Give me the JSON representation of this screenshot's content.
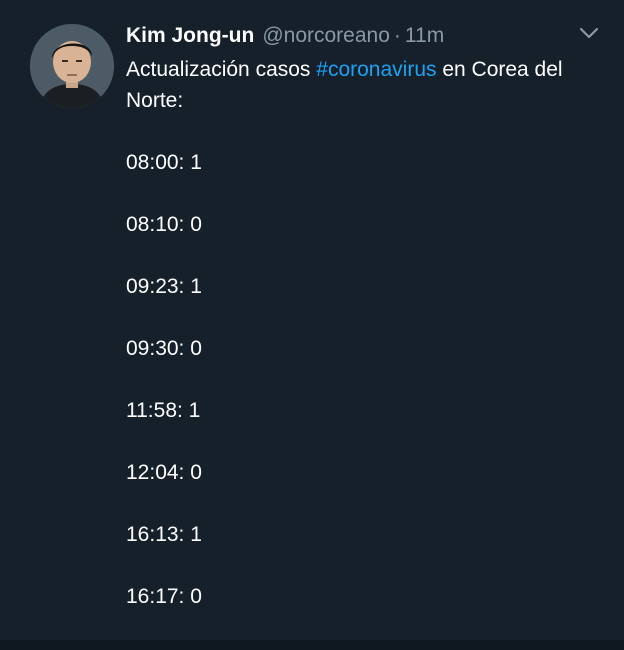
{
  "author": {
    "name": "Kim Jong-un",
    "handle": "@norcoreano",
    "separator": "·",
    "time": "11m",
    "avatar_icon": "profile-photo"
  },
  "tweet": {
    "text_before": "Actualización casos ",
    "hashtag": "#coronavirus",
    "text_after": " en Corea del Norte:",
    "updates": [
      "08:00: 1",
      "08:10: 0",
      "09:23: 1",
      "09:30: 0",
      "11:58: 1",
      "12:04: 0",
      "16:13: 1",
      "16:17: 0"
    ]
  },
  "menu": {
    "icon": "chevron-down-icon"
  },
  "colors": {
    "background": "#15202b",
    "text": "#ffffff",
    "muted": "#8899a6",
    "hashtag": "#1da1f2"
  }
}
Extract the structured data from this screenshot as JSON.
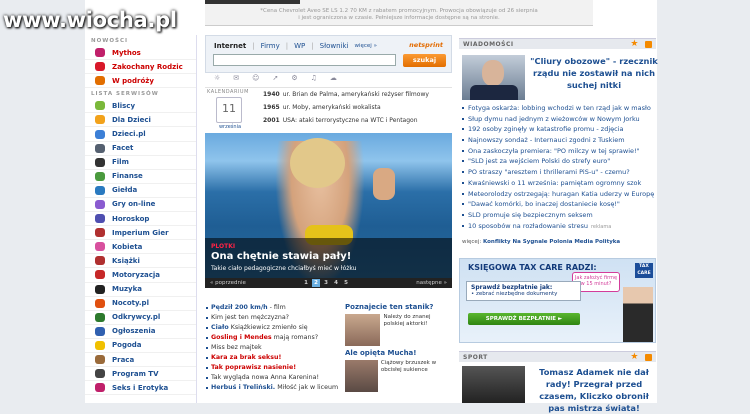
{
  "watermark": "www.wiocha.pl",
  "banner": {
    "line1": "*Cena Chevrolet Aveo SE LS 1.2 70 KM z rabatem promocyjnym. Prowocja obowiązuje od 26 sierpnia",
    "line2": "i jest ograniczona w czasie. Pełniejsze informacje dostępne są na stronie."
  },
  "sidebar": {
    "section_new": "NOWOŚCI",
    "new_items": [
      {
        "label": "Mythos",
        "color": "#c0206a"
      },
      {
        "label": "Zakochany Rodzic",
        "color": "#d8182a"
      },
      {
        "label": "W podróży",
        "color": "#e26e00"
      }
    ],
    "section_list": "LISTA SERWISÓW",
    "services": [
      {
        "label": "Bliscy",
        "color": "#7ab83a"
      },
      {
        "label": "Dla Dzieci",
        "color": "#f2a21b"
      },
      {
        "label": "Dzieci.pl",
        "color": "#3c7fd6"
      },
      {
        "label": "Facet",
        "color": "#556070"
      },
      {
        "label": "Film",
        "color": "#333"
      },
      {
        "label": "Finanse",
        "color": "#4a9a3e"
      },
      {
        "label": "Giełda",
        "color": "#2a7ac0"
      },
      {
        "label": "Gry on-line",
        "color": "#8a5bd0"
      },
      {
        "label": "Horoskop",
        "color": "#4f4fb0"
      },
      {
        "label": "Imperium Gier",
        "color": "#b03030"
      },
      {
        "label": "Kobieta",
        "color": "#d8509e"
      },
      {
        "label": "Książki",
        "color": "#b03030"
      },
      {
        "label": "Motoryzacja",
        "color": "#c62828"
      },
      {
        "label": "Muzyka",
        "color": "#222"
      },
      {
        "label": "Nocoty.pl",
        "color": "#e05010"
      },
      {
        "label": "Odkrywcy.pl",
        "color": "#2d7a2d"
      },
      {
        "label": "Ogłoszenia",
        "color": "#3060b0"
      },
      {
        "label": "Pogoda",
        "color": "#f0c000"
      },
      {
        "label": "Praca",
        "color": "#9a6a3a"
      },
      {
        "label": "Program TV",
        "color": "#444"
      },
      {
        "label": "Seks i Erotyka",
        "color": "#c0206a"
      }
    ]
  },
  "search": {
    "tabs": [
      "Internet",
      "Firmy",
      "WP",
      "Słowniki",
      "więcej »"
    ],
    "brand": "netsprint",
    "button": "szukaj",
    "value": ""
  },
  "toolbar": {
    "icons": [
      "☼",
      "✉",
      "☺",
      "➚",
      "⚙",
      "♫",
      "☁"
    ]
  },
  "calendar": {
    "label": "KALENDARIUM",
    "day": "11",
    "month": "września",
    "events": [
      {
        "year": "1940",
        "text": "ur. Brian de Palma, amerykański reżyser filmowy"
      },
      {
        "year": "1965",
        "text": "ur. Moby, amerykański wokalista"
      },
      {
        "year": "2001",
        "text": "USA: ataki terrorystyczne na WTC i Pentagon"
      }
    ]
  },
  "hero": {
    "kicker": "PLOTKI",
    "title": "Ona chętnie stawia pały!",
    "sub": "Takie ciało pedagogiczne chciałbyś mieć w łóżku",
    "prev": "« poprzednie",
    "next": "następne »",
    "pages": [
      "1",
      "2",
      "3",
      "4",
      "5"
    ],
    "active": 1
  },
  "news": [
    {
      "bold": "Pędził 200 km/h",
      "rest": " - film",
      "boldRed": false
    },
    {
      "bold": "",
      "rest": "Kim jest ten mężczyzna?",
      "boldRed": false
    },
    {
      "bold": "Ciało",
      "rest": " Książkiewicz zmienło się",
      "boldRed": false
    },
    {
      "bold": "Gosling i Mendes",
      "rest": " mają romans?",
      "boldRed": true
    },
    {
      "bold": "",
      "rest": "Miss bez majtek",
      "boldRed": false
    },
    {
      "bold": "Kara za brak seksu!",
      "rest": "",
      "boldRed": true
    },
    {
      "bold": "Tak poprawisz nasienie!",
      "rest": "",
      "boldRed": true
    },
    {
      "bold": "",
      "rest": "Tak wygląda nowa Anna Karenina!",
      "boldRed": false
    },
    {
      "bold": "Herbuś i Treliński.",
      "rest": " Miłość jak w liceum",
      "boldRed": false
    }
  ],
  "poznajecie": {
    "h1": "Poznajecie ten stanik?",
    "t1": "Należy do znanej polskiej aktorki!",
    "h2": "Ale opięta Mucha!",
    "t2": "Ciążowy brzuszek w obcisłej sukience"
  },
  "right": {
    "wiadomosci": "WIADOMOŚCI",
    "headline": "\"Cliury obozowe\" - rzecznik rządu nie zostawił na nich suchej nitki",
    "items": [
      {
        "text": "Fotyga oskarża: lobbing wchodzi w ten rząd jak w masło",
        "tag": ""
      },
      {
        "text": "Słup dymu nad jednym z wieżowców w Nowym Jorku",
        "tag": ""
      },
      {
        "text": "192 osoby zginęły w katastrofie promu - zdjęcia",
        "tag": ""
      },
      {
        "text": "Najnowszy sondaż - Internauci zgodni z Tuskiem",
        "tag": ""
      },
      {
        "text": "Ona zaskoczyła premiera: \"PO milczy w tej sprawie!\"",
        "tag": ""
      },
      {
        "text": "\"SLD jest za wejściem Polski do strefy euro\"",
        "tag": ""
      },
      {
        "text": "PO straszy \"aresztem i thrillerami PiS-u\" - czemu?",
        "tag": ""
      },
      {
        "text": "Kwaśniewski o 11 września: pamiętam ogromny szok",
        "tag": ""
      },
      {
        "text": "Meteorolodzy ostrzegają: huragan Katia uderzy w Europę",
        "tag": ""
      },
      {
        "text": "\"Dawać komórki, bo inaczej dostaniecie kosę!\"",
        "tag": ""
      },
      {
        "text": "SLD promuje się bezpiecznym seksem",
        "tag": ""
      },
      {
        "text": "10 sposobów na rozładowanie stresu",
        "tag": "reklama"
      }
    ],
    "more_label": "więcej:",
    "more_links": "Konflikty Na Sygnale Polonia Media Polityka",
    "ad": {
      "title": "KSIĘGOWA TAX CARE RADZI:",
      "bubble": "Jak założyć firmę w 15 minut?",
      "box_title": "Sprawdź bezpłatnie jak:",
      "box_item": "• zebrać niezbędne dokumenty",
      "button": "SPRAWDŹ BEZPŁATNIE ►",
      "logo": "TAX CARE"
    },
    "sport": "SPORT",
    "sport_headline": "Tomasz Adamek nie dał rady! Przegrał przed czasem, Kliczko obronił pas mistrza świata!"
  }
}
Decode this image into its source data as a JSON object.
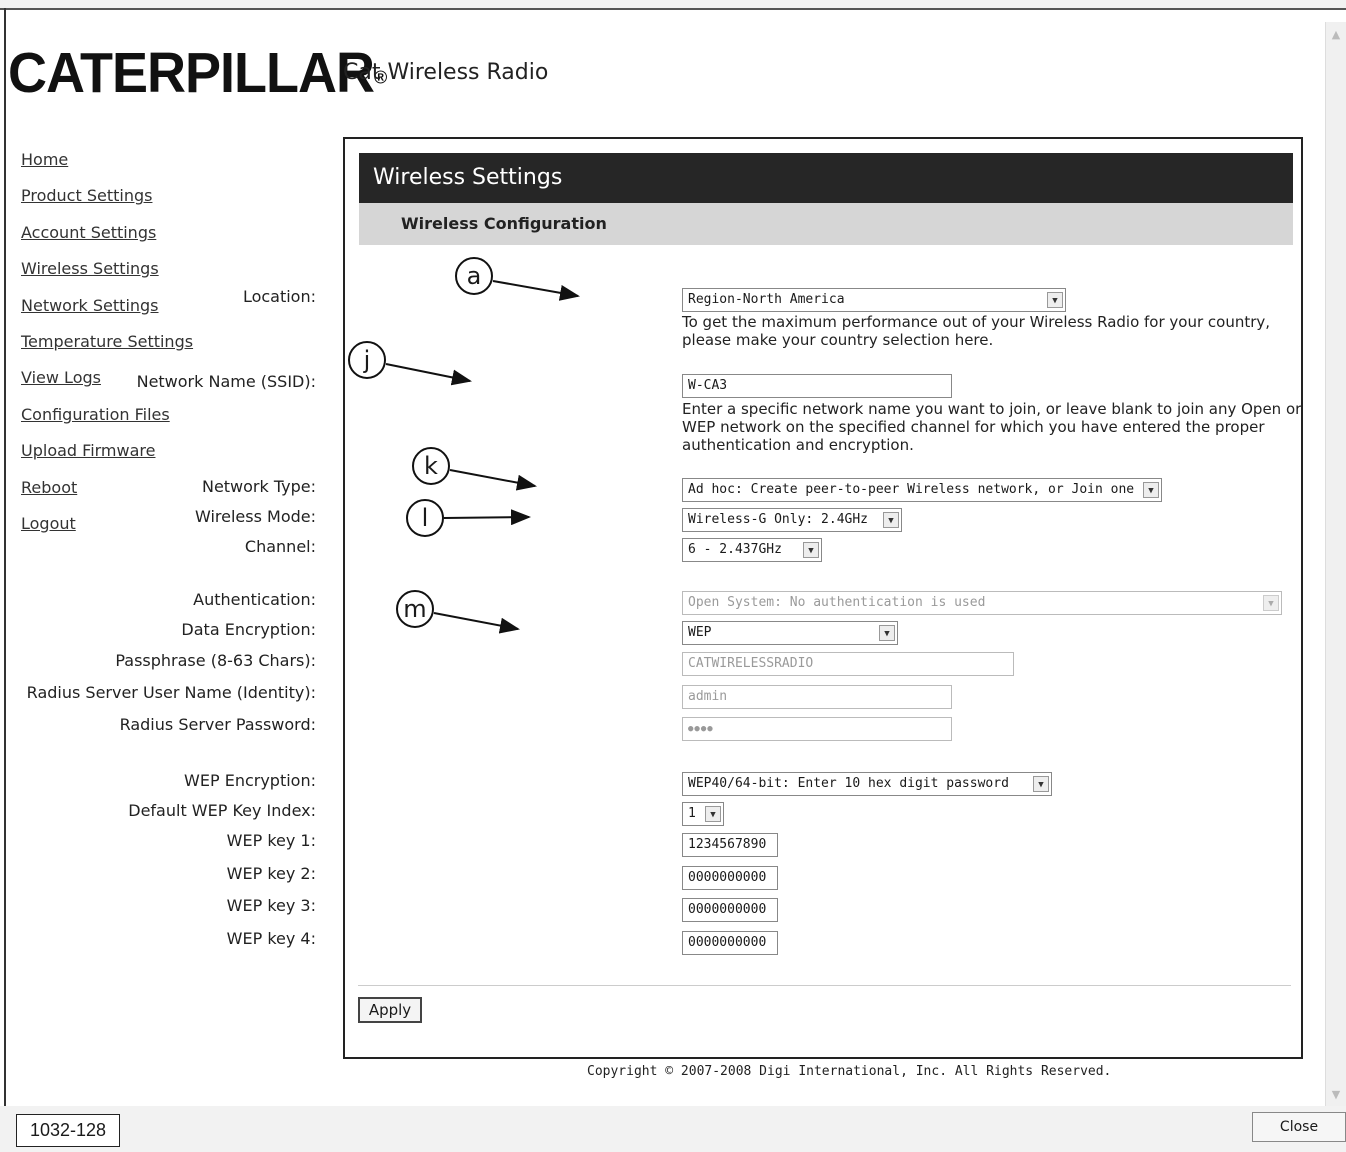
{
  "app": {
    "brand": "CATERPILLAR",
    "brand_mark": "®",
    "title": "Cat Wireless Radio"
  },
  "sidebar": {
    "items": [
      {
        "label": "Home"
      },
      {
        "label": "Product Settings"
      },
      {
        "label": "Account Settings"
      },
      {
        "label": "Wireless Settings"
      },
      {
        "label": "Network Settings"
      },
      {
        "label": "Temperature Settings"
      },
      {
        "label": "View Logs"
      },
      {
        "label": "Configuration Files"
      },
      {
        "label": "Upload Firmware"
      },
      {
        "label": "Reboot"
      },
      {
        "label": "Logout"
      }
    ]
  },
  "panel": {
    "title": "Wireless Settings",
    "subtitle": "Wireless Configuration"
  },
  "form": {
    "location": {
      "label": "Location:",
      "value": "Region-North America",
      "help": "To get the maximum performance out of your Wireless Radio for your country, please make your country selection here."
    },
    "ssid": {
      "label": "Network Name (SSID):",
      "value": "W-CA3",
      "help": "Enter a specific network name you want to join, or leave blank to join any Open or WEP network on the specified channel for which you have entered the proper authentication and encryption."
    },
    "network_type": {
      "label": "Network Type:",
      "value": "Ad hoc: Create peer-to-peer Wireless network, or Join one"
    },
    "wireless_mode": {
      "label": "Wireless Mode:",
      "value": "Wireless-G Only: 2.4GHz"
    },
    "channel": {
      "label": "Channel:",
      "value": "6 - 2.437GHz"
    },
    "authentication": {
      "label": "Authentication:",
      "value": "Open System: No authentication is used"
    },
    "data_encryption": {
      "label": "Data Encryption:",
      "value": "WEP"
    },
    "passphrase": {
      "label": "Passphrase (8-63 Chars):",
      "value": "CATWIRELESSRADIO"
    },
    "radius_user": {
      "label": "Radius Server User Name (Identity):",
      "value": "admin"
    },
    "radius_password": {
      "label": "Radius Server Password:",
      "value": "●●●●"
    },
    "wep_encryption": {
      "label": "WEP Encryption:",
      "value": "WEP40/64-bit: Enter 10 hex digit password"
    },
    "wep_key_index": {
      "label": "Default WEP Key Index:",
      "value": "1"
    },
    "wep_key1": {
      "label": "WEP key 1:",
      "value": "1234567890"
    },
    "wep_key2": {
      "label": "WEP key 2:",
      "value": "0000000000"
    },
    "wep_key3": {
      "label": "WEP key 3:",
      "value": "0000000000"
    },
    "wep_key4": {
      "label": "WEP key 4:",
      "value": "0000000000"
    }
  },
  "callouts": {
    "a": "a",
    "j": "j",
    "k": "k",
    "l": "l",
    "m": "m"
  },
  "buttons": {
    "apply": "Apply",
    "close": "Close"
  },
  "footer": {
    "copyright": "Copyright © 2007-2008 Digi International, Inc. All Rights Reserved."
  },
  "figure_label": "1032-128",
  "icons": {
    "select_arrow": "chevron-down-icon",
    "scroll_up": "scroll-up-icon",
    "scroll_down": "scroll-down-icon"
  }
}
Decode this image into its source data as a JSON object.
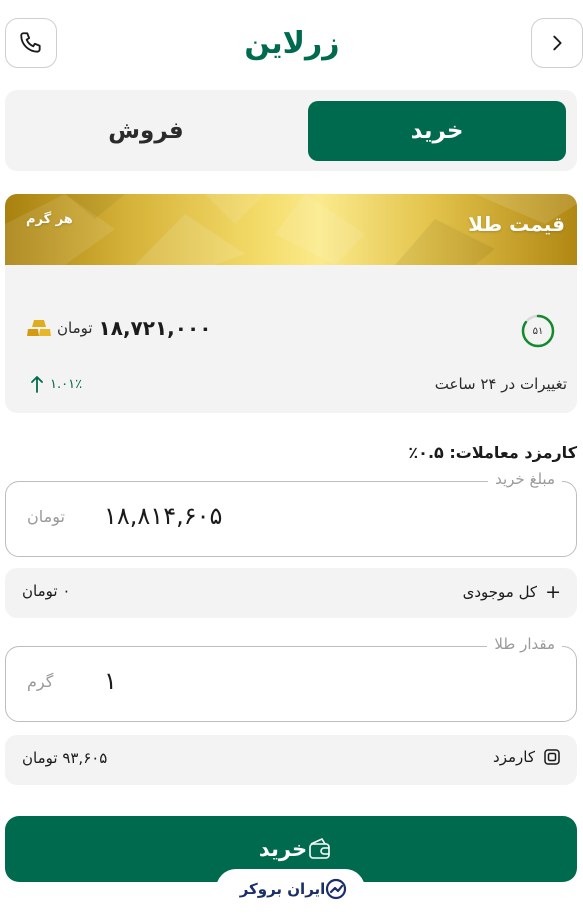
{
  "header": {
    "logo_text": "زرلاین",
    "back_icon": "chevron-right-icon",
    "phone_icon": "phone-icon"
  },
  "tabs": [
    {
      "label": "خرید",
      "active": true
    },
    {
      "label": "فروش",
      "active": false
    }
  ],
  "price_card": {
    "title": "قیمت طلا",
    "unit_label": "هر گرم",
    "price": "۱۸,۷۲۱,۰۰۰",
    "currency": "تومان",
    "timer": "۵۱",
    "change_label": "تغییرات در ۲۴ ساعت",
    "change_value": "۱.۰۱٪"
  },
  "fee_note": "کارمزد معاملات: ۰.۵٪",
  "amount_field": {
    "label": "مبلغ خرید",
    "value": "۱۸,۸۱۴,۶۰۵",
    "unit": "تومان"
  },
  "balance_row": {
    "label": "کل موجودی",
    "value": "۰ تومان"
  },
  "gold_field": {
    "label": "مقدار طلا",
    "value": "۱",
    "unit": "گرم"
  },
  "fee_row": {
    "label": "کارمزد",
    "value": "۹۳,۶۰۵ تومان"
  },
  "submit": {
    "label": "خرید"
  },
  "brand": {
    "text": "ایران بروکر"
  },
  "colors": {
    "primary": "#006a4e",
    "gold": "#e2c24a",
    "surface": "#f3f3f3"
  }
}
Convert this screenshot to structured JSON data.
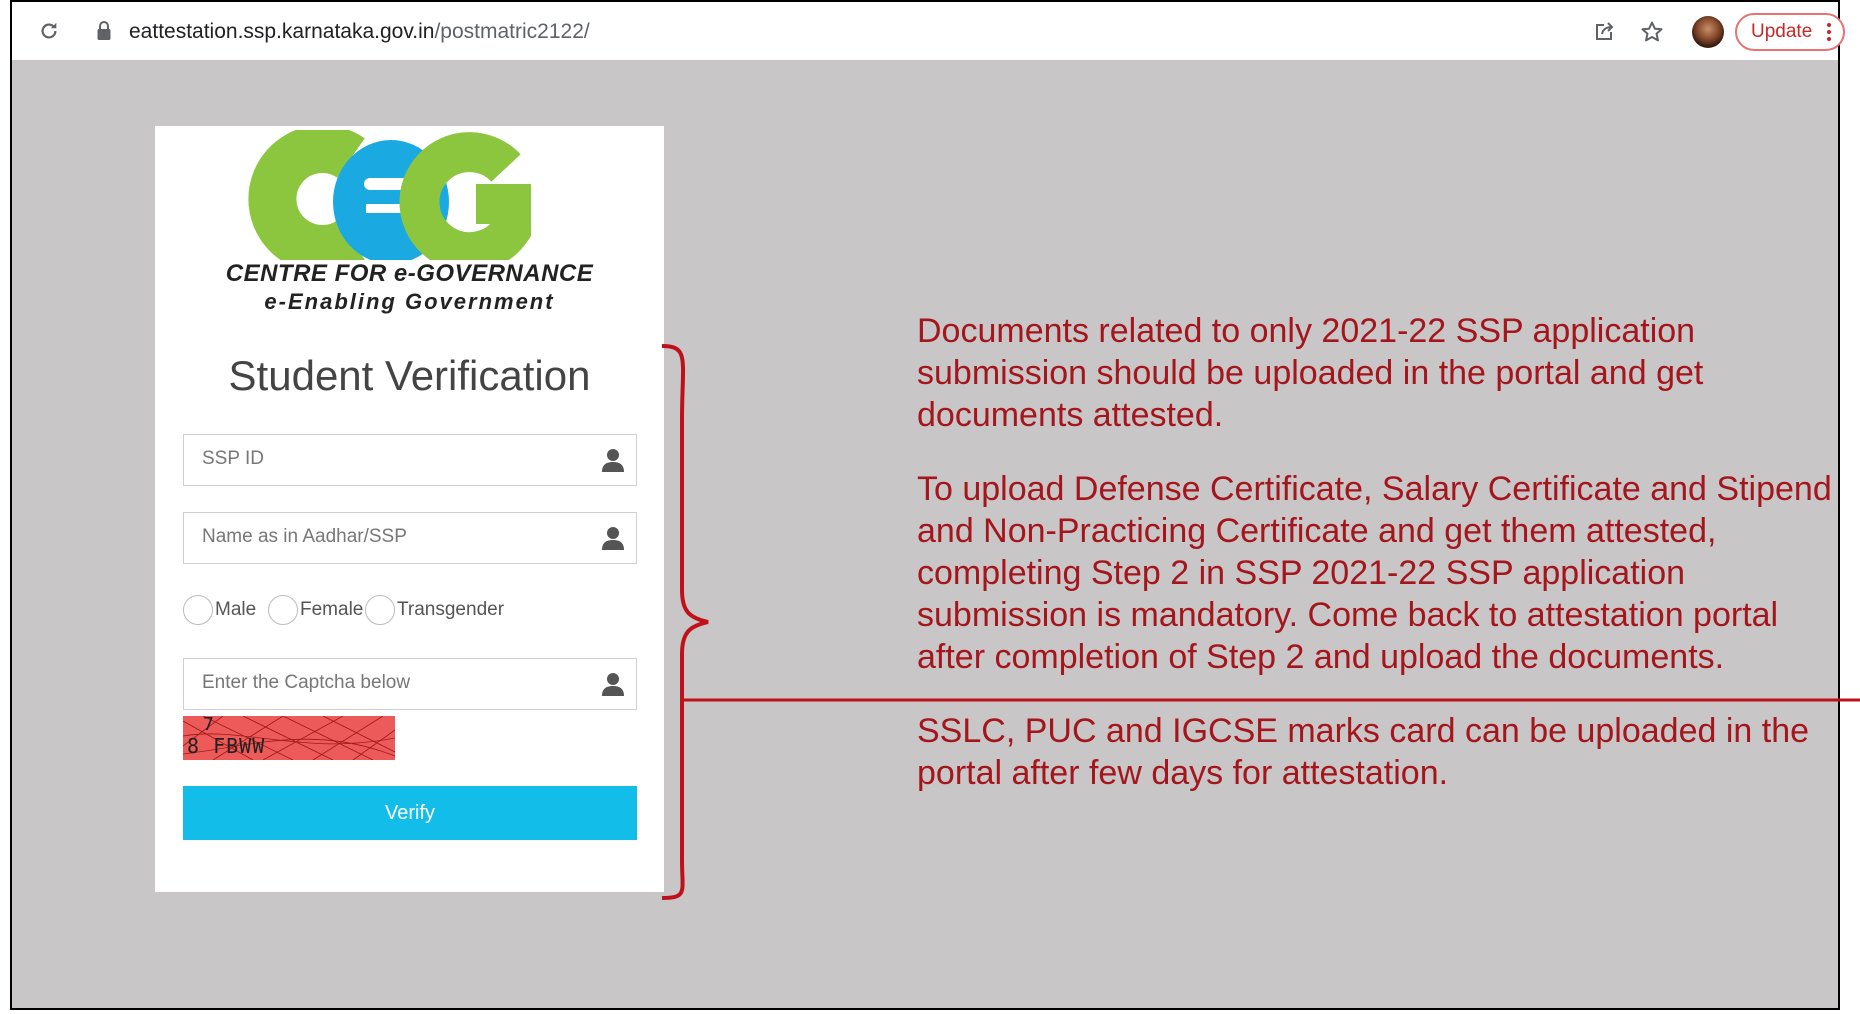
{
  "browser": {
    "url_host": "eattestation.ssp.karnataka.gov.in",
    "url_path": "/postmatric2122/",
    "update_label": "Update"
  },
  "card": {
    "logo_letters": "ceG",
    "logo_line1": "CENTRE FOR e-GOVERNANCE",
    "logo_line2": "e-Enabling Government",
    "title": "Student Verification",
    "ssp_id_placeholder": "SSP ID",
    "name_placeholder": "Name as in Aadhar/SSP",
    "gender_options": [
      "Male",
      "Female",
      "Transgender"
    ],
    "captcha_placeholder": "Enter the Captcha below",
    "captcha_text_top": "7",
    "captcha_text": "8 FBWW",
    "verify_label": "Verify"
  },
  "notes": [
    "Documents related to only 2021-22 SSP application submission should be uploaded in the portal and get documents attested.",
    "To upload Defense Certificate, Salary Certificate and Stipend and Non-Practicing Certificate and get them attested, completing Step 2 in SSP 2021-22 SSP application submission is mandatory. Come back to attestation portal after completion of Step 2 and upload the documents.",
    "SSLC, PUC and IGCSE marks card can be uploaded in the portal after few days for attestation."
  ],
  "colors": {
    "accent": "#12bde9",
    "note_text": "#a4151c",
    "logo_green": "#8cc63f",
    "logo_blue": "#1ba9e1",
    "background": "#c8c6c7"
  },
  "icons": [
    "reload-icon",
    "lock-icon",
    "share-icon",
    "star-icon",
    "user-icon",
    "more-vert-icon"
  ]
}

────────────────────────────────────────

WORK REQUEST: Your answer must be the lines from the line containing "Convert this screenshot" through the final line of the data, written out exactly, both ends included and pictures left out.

TASK OUTPUT:
Convert this screenshot to structured JSON data.
{
  "browser": {
    "url_host": "eattestation.ssp.karnataka.gov.in",
    "url_path": "/postmatric2122/",
    "update_label": "Update"
  },
  "card": {
    "logo_letters": "ceG",
    "logo_line1": "CENTRE FOR e-GOVERNANCE",
    "logo_line2": "e-Enabling Government",
    "title": "Student Verification",
    "ssp_id_placeholder": "SSP ID",
    "name_placeholder": "Name as in Aadhar/SSP",
    "gender_options": [
      "Male",
      "Female",
      "Transgender"
    ],
    "captcha_placeholder": "Enter the Captcha below",
    "captcha_text_top": "7",
    "captcha_text": "8 FBWW",
    "verify_label": "Verify"
  },
  "notes": [
    "Documents related to only 2021-22 SSP application submission should be uploaded in the portal and get documents attested.",
    "To upload Defense Certificate, Salary Certificate and Stipend and Non-Practicing Certificate and get them attested, completing Step 2 in SSP 2021-22 SSP application submission is mandatory. Come back to attestation portal after completion of Step 2 and upload the documents.",
    "SSLC, PUC and IGCSE marks card can be uploaded in the portal after few days for attestation."
  ],
  "colors": {
    "accent": "#12bde9",
    "note_text": "#a4151c",
    "logo_green": "#8cc63f",
    "logo_blue": "#1ba9e1",
    "background": "#c8c6c7"
  },
  "icons": [
    "reload-icon",
    "lock-icon",
    "share-icon",
    "star-icon",
    "user-icon",
    "more-vert-icon"
  ]
}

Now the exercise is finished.